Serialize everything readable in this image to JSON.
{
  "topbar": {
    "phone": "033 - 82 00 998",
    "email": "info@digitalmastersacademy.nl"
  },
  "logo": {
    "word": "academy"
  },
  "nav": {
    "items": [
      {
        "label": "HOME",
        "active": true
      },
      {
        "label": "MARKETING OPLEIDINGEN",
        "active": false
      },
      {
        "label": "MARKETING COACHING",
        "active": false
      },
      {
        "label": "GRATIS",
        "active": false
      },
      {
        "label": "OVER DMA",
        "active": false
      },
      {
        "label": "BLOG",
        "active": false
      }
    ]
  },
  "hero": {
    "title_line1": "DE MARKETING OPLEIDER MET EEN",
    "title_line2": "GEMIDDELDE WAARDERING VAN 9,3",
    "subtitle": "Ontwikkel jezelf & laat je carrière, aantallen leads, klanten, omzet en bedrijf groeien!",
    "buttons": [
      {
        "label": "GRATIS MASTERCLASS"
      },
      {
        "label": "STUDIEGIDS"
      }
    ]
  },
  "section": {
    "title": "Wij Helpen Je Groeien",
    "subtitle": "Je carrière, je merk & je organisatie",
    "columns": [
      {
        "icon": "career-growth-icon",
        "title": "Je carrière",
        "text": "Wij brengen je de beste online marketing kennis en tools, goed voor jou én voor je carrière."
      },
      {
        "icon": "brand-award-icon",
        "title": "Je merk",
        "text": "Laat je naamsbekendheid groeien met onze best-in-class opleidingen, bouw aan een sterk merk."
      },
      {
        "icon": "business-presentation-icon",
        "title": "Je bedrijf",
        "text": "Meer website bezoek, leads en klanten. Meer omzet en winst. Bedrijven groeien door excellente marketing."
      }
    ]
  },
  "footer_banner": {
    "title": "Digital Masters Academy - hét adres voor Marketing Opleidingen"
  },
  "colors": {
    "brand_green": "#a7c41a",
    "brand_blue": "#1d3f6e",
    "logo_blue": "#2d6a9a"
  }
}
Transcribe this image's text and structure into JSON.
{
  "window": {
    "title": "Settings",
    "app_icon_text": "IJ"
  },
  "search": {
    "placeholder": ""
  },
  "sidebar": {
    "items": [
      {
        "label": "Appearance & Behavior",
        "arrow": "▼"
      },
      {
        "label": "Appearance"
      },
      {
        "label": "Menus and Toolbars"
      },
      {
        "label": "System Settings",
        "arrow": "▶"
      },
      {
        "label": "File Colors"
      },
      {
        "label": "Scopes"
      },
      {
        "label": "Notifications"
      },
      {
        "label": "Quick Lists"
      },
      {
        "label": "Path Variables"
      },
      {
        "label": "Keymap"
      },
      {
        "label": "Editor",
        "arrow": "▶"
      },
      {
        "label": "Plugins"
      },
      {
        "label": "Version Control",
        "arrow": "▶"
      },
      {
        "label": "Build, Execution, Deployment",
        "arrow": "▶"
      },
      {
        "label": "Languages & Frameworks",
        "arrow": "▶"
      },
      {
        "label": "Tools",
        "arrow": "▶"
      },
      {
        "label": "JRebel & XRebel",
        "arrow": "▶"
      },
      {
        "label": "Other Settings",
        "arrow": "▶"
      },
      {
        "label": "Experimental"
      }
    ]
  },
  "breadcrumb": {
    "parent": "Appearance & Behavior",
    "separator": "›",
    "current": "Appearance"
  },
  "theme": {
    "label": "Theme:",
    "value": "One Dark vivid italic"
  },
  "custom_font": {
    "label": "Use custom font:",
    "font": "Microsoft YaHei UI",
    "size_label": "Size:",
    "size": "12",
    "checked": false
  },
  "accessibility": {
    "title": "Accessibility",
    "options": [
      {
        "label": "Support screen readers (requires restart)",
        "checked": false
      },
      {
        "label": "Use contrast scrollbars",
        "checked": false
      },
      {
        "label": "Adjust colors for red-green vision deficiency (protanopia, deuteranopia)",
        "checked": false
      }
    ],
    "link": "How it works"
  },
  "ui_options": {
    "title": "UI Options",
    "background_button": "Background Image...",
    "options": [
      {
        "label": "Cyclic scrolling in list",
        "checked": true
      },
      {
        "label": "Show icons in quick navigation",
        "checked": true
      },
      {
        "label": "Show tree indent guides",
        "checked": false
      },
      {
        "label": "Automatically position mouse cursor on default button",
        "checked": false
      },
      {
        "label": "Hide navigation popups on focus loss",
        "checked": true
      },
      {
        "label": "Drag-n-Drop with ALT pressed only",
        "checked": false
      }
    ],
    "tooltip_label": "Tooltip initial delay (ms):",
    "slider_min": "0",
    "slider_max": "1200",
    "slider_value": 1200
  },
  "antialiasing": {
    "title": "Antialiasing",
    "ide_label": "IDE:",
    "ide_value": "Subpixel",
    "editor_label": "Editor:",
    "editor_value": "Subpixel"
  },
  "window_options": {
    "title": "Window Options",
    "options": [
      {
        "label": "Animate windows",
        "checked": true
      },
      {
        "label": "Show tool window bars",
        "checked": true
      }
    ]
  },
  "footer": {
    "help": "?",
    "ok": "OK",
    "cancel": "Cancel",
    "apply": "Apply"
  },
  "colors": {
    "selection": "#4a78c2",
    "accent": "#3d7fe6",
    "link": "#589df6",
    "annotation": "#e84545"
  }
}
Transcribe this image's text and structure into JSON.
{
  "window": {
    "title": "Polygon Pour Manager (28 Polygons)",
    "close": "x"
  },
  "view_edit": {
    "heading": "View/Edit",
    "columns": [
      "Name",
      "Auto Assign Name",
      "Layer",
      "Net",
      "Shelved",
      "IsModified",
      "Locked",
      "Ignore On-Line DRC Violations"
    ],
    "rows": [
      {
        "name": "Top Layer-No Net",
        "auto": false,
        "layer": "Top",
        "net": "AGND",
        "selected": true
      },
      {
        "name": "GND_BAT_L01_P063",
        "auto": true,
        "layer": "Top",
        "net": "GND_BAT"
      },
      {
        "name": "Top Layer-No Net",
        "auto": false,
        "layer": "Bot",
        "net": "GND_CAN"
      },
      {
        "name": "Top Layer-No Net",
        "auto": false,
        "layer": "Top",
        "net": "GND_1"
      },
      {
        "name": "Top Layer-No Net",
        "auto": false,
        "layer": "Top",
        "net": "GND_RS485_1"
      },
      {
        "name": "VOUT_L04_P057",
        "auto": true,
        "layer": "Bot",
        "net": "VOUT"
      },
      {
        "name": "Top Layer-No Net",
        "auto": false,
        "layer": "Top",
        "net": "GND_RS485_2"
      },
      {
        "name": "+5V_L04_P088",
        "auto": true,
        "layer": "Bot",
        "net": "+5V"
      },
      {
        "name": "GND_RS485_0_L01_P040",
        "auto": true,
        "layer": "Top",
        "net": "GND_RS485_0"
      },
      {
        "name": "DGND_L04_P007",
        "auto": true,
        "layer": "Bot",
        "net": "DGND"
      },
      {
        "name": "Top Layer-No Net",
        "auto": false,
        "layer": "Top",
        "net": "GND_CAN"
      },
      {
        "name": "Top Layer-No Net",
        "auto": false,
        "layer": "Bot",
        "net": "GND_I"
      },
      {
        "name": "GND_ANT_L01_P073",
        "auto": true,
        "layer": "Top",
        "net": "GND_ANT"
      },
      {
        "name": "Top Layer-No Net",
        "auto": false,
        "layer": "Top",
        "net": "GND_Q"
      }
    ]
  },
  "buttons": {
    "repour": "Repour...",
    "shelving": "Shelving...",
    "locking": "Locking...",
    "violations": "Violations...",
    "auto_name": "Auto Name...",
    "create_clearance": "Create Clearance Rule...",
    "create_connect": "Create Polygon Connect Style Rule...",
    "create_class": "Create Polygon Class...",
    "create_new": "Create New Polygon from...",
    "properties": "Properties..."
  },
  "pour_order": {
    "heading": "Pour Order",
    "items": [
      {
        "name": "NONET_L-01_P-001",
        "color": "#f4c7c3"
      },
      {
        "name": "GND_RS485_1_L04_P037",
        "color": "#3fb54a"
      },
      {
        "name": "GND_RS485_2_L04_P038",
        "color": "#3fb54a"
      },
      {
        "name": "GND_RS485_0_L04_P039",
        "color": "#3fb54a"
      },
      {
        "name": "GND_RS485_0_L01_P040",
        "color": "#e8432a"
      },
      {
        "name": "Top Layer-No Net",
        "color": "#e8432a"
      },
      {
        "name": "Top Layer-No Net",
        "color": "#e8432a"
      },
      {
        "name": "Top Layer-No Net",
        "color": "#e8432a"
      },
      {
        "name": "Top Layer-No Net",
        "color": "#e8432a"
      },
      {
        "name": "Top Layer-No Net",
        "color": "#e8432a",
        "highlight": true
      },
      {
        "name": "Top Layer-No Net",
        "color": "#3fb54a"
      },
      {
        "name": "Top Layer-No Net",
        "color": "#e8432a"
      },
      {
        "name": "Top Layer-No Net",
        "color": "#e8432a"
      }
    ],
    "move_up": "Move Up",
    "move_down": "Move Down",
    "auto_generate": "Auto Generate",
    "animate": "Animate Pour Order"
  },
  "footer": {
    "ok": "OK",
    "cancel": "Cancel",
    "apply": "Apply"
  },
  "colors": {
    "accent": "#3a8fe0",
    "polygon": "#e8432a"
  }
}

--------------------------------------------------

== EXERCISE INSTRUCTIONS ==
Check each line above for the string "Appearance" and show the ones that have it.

== RESULT FOR THIS EXERCISE ==
        "label": "Appearance & Behavior",
        "label": "Appearance"
    "parent": "Appearance & Behavior",
    "current": "Appearance"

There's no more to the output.